Element data from apps and pages:

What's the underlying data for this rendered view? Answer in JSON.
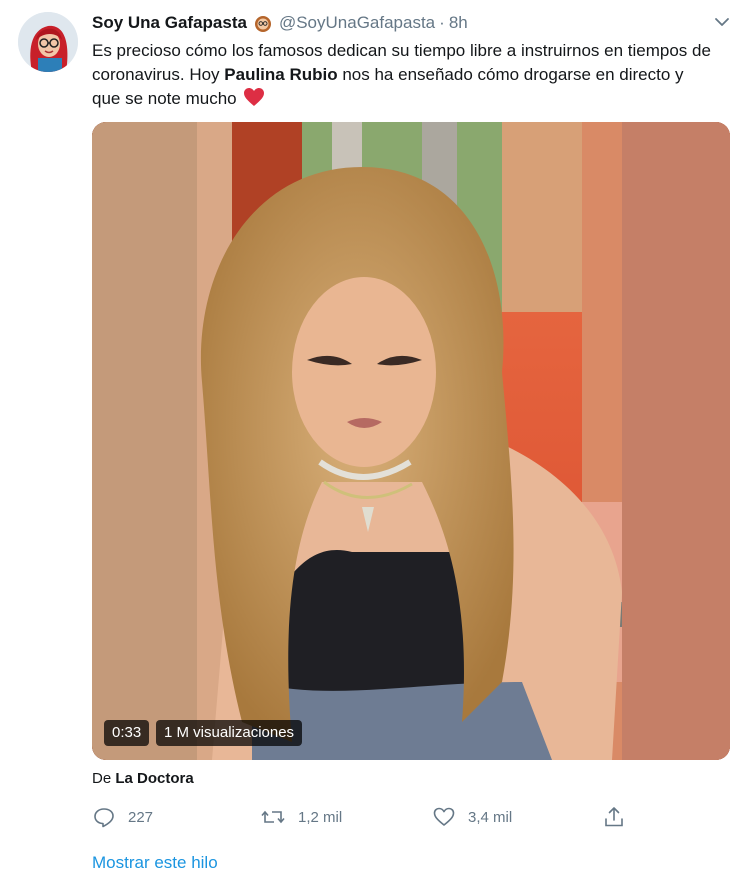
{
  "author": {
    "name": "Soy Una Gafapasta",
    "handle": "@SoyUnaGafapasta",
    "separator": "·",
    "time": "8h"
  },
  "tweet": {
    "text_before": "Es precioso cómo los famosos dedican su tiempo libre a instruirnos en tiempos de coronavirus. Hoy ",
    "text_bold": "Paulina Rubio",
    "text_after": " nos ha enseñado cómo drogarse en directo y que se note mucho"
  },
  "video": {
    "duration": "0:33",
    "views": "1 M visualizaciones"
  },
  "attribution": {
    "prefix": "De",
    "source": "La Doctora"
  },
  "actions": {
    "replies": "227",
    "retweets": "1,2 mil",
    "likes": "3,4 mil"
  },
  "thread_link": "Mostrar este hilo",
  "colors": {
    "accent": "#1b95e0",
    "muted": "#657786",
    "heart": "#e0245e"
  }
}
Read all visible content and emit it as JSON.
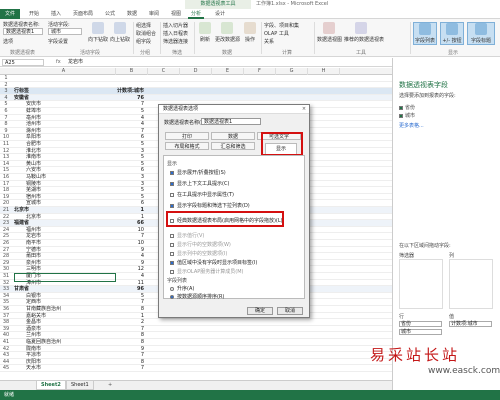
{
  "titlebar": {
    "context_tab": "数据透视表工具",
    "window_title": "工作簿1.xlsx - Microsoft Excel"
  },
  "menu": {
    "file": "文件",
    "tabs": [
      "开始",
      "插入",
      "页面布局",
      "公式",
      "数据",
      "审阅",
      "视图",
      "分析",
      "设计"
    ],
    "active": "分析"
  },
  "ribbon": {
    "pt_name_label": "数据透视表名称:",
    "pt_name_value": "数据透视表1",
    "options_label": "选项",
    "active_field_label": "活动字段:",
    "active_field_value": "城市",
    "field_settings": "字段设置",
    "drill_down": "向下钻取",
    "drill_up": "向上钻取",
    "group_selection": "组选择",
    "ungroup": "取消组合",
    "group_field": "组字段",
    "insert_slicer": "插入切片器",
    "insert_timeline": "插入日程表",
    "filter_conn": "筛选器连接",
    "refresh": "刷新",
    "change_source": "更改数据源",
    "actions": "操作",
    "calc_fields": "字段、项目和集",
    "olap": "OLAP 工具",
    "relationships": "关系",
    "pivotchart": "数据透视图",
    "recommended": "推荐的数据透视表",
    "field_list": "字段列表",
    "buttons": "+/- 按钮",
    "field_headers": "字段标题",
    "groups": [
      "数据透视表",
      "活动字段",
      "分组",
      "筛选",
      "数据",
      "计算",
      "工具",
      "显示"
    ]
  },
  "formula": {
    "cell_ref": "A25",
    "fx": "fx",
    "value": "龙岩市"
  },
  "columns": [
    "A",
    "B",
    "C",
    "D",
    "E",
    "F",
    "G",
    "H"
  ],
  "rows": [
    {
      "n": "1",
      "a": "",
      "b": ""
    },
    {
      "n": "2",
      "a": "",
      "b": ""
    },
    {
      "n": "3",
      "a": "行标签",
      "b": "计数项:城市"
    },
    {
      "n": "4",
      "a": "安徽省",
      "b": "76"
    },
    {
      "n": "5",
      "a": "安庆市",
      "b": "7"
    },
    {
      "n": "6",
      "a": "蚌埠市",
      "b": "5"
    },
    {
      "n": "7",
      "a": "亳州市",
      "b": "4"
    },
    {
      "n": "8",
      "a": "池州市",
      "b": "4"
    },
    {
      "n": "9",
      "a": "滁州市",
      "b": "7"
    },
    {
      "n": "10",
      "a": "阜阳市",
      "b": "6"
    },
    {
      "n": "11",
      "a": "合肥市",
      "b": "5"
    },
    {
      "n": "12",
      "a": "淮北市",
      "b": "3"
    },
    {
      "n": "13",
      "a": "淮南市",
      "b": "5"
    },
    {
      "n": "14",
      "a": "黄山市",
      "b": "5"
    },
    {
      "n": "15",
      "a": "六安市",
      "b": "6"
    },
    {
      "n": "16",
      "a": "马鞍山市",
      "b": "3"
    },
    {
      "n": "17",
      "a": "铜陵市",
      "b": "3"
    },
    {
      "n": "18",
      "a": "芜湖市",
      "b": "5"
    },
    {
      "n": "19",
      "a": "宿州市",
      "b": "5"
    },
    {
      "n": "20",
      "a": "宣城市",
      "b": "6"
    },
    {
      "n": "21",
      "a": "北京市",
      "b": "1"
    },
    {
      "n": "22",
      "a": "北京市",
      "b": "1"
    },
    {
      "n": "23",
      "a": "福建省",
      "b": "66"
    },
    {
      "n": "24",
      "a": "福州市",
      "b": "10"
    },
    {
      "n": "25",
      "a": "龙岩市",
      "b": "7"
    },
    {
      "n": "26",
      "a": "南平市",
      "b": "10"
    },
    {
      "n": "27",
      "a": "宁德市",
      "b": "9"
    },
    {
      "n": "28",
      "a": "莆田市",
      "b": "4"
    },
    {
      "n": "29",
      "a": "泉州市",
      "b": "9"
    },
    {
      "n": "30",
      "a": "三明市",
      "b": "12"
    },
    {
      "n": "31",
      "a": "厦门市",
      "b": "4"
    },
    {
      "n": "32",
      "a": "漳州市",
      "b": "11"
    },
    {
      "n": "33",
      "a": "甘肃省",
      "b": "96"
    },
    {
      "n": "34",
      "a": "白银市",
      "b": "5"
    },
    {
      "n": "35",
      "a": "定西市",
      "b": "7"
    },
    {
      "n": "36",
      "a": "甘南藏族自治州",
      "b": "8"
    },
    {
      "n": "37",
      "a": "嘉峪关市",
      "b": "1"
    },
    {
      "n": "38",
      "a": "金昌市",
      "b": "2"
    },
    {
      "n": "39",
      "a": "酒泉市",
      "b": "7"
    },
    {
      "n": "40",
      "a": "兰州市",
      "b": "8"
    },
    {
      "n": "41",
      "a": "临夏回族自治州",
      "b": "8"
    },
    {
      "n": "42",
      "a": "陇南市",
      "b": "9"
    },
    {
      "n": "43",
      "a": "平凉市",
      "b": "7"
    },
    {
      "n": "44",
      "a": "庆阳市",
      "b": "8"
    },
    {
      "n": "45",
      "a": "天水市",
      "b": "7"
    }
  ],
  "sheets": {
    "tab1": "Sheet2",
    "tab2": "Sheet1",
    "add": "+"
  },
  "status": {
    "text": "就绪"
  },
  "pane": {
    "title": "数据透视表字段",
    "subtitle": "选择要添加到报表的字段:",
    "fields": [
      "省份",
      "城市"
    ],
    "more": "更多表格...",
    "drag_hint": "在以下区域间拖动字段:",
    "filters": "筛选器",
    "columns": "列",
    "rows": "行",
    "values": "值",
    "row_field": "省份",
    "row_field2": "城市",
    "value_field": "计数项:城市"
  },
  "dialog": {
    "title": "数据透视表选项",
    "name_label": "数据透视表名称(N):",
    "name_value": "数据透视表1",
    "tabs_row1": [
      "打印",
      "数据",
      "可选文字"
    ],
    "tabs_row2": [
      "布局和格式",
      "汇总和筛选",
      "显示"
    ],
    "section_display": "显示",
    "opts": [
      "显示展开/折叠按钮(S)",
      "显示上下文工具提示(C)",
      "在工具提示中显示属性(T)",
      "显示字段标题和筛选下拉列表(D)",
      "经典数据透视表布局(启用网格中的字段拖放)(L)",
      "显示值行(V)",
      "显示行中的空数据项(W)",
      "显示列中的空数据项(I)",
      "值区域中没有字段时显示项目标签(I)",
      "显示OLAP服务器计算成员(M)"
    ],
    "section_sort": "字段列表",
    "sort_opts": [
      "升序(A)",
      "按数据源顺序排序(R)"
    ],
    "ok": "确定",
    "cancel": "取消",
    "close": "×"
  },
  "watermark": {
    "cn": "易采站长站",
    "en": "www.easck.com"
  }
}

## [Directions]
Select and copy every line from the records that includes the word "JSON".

## [Solved exercise]
What's the underlying data for this rendered view? Answer in JSON.
Read all visible content and emit it as JSON.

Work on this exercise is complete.